State how many lines in the listing include the word "JSON", and give no other text.

Extracted information
****************************************

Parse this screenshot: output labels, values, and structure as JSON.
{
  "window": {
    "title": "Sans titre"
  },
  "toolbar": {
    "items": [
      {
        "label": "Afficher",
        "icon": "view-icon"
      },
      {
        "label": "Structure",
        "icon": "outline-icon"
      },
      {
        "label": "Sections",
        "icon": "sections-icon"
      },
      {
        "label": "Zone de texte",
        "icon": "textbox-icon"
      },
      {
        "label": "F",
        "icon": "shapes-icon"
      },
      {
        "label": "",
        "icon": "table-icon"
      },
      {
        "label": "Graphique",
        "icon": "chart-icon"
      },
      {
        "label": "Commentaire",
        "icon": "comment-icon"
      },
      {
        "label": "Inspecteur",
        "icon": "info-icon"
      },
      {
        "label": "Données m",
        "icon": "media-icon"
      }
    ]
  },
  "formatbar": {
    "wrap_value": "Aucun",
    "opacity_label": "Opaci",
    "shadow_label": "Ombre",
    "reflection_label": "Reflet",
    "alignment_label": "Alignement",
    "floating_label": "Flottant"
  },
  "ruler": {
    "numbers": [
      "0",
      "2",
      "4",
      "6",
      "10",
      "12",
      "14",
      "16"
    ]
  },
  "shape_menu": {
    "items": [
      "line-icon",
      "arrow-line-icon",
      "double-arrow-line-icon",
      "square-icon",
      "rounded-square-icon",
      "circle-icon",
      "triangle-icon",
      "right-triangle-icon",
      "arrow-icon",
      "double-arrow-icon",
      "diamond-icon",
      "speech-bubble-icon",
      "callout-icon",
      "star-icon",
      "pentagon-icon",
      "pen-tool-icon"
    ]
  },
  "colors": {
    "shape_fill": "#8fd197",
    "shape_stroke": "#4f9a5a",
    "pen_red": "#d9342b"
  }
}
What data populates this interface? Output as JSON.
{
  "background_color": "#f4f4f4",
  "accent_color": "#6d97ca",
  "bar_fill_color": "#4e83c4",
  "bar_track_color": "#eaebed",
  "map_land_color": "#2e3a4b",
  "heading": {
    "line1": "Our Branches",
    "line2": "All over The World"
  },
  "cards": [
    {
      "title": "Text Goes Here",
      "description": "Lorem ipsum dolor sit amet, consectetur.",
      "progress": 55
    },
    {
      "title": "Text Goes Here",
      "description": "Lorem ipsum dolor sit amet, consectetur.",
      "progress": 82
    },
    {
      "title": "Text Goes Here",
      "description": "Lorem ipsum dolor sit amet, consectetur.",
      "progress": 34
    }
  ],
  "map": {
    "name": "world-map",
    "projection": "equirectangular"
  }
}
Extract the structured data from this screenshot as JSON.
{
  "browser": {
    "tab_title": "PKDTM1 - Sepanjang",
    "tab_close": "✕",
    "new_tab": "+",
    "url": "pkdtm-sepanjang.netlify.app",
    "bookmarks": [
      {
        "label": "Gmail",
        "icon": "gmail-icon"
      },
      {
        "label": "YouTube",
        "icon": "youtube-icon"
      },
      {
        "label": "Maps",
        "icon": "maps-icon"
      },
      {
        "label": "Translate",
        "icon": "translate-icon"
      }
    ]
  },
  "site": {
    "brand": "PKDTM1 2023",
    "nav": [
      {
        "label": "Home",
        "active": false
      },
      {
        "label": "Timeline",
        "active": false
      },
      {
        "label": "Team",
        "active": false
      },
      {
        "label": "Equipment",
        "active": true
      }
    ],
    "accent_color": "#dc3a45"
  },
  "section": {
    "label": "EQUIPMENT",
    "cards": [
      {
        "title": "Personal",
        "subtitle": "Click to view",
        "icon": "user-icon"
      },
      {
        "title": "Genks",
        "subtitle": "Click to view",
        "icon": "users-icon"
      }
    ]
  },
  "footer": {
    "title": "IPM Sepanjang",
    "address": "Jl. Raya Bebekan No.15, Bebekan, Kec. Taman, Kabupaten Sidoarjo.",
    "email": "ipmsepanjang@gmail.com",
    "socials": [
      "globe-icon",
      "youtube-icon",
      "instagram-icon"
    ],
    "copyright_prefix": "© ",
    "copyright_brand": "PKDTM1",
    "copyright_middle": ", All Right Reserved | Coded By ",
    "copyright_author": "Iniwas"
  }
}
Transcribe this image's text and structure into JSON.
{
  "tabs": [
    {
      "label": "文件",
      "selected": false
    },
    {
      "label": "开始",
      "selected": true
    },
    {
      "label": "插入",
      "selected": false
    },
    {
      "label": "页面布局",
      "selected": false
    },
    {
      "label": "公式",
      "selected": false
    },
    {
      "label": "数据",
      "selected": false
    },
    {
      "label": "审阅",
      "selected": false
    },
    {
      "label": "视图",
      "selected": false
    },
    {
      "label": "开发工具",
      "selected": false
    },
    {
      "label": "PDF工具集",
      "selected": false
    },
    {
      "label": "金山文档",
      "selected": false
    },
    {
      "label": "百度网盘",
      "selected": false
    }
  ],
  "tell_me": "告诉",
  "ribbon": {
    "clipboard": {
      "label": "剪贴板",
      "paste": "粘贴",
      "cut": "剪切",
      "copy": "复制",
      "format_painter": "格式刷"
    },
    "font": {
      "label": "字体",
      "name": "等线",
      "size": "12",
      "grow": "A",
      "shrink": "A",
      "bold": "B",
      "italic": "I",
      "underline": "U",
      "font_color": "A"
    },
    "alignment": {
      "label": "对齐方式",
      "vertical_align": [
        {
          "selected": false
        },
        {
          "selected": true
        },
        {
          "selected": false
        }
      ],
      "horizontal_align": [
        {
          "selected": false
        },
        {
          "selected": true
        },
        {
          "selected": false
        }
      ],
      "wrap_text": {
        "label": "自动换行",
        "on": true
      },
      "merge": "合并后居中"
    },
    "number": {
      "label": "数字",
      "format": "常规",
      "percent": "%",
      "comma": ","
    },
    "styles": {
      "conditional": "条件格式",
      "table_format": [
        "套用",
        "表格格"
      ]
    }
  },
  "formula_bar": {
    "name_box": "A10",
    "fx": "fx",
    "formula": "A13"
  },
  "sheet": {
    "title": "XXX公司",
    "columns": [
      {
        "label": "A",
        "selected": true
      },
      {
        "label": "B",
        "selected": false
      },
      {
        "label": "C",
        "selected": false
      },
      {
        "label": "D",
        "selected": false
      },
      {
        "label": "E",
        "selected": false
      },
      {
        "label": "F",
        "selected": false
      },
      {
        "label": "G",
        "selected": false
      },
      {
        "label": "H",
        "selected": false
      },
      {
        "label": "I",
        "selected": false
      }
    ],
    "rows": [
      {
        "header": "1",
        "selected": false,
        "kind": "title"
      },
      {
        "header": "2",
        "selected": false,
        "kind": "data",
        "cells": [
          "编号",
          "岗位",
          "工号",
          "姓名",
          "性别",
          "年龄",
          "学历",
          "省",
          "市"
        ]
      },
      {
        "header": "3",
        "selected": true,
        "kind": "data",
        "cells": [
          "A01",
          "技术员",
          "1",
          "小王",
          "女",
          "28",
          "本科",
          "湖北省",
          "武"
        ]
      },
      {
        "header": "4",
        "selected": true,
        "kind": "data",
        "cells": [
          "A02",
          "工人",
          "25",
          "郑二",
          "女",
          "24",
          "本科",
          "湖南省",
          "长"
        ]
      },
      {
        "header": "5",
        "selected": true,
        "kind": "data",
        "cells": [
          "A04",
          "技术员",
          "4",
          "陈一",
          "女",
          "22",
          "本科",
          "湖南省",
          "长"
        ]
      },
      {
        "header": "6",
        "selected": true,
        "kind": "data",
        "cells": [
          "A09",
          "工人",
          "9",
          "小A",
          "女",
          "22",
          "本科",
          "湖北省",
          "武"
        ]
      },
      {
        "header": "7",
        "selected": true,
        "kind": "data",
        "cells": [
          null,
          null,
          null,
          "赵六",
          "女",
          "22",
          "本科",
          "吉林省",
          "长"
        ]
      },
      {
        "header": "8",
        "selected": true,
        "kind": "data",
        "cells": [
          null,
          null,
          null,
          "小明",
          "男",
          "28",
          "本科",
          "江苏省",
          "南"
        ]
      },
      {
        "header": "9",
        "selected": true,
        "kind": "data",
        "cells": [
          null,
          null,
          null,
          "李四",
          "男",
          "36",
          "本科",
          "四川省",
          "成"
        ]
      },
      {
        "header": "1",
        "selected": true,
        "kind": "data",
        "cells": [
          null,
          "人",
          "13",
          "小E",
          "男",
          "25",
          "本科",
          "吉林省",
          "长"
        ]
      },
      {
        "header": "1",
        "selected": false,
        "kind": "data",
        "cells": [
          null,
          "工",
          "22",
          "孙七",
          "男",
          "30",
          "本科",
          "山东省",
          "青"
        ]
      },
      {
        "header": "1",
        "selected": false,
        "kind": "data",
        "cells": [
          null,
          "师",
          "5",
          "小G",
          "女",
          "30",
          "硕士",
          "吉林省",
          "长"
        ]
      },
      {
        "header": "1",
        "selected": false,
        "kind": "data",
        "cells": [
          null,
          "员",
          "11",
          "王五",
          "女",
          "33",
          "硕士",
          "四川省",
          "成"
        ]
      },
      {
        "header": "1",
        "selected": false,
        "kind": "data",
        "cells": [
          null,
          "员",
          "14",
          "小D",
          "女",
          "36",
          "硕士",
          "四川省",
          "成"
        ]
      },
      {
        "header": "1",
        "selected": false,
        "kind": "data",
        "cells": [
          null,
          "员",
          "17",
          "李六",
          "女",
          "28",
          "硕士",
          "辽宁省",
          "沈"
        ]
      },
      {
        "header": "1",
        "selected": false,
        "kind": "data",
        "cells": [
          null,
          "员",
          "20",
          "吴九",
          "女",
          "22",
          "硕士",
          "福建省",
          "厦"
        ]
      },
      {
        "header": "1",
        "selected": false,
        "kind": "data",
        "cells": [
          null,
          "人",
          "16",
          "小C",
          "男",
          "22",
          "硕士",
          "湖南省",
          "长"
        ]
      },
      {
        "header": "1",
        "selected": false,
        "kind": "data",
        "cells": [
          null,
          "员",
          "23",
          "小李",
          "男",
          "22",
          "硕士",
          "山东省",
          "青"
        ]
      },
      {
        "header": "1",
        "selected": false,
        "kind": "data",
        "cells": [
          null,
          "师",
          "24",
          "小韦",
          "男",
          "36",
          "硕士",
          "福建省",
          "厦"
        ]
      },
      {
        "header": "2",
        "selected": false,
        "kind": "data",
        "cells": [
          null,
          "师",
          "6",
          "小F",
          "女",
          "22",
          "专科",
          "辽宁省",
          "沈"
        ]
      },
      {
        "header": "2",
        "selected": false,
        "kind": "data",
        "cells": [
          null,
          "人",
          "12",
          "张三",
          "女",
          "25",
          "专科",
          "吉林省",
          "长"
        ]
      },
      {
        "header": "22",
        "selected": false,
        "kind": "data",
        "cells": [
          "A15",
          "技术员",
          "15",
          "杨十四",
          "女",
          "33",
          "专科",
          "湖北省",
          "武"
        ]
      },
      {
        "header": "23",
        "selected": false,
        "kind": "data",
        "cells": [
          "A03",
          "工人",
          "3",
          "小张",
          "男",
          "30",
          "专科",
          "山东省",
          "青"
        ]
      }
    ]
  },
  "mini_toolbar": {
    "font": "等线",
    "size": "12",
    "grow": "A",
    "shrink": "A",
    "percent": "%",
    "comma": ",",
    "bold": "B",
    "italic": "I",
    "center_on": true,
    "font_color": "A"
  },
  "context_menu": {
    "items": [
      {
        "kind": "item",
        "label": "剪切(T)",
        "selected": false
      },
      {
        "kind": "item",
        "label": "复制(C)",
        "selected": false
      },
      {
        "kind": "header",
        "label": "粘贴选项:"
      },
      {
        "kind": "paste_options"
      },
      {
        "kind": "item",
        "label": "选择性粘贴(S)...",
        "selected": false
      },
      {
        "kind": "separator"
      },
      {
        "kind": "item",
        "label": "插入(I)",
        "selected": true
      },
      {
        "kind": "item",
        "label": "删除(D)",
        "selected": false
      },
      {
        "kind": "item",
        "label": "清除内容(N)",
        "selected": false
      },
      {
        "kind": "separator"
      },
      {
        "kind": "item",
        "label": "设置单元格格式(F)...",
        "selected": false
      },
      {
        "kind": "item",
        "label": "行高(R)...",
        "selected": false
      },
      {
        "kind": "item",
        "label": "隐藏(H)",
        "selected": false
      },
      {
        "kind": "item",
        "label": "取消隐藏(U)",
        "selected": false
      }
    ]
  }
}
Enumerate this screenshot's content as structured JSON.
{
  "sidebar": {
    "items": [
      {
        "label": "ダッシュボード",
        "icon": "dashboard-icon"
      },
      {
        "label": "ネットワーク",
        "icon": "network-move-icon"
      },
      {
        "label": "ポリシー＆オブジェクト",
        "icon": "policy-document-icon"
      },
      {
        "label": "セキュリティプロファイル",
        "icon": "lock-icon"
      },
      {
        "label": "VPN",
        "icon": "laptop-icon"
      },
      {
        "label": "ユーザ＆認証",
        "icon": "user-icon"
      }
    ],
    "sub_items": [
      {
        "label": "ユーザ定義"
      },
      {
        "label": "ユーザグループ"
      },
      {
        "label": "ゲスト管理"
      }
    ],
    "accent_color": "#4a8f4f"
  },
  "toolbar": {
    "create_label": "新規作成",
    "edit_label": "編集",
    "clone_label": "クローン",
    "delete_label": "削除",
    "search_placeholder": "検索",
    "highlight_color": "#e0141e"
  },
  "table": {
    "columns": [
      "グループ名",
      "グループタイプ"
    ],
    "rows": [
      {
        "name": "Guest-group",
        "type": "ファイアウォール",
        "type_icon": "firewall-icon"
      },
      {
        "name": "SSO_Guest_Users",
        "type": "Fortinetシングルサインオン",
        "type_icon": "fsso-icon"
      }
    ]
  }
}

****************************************

Answer box
5